Action item - Bring together every line in the data that includes "desc".

□ □ □ □ □ □ □

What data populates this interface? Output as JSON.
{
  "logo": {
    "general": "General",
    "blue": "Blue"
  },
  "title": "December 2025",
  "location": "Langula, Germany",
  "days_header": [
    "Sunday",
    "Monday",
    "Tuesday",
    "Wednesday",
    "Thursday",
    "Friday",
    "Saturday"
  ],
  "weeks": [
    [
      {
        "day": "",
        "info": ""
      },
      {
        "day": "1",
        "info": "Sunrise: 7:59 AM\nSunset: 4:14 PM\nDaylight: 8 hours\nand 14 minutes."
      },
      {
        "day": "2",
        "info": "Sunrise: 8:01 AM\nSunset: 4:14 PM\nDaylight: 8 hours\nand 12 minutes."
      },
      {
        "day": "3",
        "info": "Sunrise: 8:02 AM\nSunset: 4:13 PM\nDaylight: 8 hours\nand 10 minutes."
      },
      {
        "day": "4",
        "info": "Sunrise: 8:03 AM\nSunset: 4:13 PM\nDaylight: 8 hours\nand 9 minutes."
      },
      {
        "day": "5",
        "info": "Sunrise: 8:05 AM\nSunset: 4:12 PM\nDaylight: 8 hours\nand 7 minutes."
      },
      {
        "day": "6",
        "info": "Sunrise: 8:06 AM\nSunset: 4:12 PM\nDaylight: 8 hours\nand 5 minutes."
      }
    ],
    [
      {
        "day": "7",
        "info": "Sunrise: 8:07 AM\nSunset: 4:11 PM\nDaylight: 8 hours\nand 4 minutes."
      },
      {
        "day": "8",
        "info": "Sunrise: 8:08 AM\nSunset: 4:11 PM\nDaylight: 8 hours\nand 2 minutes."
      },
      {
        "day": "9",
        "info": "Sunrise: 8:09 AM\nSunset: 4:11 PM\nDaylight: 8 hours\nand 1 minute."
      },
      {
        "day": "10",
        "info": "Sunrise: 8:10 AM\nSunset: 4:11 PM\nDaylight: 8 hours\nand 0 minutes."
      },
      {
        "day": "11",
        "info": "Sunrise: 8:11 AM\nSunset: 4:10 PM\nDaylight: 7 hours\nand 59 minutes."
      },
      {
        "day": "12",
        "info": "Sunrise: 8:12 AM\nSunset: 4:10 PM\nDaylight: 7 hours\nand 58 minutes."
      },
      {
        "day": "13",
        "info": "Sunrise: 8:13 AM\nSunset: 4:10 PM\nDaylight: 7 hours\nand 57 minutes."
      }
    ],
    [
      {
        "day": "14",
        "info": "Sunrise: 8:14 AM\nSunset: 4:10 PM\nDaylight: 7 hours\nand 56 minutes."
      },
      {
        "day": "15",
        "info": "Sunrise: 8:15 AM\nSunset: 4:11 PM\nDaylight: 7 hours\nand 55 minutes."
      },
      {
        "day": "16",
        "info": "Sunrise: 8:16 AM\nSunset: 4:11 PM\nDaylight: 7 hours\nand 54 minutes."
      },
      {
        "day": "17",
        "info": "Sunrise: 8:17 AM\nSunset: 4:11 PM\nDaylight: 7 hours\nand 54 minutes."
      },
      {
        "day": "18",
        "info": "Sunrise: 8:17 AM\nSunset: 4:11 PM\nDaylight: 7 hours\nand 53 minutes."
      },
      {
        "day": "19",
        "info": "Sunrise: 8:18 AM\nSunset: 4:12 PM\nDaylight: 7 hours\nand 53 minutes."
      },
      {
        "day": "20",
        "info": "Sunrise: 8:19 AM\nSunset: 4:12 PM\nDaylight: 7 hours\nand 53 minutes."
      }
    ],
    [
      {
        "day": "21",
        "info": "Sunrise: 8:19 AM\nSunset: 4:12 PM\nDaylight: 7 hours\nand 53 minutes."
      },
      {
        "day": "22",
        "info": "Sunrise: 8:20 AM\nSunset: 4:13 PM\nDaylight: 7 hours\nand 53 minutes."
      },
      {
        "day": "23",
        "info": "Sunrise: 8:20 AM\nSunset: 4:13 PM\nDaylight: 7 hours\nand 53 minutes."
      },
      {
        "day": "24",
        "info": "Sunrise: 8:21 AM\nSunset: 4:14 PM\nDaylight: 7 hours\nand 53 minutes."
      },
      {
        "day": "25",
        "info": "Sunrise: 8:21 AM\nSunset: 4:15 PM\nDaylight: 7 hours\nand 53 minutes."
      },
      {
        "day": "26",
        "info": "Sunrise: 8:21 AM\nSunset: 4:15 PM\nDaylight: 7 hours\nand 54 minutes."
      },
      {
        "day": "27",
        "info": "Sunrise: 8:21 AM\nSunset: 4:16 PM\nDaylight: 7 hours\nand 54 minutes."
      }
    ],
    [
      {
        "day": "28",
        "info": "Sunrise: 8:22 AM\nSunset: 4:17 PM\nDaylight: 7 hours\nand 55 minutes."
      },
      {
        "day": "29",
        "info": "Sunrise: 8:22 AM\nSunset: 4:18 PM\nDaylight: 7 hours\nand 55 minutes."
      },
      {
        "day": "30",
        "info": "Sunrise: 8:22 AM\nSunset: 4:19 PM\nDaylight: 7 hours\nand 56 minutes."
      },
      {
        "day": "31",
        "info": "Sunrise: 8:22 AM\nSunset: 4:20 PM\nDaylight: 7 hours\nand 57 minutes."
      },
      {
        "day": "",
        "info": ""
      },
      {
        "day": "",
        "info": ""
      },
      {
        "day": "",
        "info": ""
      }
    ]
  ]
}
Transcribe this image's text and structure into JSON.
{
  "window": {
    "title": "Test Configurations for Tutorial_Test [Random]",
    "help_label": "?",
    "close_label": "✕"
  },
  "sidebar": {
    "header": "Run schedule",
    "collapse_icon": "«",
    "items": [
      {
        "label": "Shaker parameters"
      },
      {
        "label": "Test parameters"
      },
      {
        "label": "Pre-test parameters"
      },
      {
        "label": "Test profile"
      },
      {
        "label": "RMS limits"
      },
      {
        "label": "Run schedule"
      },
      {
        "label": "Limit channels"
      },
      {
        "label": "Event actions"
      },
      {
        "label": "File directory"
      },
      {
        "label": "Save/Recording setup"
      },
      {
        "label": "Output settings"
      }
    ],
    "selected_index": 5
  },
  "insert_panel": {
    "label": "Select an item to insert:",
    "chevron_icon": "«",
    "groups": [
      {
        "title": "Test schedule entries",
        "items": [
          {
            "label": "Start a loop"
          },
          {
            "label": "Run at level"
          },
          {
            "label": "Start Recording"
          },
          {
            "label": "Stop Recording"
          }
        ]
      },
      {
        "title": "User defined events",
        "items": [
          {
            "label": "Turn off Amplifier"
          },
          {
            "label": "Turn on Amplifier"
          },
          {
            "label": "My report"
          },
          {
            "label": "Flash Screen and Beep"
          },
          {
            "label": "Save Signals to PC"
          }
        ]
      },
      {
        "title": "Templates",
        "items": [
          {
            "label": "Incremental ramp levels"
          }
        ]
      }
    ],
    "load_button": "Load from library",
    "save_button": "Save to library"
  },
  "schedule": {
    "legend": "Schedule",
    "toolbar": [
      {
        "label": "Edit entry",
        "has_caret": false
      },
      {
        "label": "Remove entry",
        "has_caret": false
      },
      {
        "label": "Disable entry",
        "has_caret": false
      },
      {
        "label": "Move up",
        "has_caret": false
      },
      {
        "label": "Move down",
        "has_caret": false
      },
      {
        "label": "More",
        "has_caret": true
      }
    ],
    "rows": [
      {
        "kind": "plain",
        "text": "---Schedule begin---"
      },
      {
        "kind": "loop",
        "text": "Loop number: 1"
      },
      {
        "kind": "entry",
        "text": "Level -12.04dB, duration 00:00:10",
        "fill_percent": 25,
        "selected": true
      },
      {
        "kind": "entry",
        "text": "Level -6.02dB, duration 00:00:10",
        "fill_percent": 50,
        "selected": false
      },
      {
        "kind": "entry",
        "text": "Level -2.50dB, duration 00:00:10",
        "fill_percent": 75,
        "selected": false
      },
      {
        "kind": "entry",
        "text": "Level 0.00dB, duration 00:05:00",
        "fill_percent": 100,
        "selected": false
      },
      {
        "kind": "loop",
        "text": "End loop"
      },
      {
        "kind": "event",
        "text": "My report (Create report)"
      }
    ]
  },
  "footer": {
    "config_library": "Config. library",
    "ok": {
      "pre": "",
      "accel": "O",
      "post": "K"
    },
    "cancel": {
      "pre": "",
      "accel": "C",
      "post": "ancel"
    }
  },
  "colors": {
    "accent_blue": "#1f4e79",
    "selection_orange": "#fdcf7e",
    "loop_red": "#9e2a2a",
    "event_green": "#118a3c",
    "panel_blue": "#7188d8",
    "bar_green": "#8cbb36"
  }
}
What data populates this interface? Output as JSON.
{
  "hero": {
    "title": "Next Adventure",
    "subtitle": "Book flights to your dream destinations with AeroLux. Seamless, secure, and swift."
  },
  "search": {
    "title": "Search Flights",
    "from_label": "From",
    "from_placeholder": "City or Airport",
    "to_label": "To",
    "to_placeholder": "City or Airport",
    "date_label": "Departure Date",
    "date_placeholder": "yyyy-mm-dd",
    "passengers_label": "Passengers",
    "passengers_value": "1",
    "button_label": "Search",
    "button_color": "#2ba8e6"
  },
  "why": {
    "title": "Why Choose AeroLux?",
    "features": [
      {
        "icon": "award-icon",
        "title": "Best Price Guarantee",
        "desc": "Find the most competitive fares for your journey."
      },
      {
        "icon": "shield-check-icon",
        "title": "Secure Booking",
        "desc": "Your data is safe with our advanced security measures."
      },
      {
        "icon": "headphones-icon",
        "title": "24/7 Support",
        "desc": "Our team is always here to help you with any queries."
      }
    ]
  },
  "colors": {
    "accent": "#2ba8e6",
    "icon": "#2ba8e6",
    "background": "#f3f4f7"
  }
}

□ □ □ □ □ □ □

Result of this task -
        "desc": "Find the most competitive fares for your journey."
        "desc": "Your data is safe with our advanced security measures."
        "desc": "Our team is always here to help you with any queries."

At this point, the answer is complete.